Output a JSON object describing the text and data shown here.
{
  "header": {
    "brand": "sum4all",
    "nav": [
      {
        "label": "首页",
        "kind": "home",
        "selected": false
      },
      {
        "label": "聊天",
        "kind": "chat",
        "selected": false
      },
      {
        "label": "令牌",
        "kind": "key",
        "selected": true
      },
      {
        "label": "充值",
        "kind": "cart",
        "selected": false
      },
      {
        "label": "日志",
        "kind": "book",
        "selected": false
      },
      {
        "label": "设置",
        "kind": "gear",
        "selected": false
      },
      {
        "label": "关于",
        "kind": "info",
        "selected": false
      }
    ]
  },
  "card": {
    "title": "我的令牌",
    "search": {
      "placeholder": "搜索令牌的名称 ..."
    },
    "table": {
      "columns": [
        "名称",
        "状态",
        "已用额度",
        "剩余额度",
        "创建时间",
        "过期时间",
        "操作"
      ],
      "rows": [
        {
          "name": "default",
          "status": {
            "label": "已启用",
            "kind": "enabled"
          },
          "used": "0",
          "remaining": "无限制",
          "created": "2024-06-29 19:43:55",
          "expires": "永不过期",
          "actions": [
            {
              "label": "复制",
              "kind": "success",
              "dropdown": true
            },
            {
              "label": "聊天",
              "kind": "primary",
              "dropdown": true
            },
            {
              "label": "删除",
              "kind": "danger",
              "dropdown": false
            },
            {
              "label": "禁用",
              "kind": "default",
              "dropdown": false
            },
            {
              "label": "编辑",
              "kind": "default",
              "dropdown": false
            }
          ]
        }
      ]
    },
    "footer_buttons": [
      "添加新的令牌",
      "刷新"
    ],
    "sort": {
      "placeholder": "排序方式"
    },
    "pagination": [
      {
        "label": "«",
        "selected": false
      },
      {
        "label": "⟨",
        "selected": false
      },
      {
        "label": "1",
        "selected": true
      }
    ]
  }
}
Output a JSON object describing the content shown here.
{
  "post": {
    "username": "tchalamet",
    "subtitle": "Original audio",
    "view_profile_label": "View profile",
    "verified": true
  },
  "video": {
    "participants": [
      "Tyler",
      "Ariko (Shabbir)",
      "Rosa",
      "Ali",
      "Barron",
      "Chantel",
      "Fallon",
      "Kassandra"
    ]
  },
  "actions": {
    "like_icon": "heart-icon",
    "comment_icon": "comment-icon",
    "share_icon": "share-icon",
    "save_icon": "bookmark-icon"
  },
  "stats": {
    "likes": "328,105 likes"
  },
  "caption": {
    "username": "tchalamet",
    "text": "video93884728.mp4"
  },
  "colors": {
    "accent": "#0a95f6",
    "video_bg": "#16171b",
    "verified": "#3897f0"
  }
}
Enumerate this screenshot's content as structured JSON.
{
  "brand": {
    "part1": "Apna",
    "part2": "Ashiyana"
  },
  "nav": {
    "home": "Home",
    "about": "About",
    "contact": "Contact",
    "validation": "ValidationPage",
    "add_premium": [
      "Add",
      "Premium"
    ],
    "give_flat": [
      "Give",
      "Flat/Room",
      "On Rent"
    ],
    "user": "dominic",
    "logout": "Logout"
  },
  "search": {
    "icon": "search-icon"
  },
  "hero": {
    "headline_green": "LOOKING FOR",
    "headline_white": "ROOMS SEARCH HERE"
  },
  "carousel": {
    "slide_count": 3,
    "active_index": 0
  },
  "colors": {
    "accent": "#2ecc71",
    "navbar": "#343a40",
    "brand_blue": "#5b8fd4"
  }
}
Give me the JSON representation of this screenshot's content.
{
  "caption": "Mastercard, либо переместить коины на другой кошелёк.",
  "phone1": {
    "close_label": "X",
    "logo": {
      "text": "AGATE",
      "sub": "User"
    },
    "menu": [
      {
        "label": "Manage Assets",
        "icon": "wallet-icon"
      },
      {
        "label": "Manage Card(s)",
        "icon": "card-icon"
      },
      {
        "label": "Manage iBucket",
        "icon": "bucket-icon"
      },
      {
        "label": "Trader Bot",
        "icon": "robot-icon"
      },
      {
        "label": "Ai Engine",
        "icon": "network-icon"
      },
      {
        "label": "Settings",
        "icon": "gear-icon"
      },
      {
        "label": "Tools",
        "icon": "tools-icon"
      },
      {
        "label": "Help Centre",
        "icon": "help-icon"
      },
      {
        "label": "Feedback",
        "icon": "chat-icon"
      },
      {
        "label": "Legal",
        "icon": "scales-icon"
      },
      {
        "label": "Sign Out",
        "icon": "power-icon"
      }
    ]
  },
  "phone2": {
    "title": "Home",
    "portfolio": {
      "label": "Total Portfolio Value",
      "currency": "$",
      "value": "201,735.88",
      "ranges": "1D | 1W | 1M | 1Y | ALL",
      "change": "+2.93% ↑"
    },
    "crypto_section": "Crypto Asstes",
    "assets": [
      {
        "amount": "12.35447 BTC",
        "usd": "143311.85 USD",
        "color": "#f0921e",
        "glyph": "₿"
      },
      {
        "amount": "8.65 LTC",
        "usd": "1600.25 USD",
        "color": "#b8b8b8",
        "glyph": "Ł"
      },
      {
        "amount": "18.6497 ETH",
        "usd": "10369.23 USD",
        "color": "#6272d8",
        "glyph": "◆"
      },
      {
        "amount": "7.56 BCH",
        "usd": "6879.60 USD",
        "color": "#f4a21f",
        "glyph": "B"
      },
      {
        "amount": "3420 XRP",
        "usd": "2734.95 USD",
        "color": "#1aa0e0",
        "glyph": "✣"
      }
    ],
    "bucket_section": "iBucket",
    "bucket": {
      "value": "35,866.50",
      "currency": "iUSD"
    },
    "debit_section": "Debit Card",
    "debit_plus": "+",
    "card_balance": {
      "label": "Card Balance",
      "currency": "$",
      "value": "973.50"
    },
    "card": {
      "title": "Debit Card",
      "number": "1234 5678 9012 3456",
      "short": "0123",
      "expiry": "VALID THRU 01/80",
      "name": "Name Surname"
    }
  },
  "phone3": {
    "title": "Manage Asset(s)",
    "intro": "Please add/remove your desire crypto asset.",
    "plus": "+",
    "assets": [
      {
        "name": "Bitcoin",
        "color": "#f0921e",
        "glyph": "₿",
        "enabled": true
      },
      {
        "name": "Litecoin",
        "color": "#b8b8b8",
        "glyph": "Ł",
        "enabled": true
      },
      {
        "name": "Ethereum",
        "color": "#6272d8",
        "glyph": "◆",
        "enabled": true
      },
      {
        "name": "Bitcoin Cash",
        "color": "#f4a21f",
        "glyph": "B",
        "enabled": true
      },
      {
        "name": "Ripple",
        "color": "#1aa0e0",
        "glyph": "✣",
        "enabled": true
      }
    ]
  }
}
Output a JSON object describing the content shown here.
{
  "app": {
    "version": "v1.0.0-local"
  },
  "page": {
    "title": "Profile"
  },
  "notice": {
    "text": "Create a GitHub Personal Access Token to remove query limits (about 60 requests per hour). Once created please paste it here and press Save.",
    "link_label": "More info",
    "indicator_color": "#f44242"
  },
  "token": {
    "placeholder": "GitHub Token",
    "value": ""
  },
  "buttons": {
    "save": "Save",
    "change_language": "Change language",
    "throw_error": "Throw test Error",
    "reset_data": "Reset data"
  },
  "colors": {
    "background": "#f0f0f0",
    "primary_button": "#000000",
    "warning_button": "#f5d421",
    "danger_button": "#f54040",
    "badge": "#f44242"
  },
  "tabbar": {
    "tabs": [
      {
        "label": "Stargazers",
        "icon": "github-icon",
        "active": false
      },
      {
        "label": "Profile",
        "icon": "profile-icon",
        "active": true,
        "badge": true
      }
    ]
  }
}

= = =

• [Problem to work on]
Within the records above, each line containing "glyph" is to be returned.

• [Reply]
        "glyph": "₿"
        "glyph": "Ł"
        "glyph": "◆"
        "glyph": "B"
        "glyph": "✣"
        "glyph": "₿",
        "glyph": "Ł",
        "glyph": "◆",
        "glyph": "B",
        "glyph": "✣",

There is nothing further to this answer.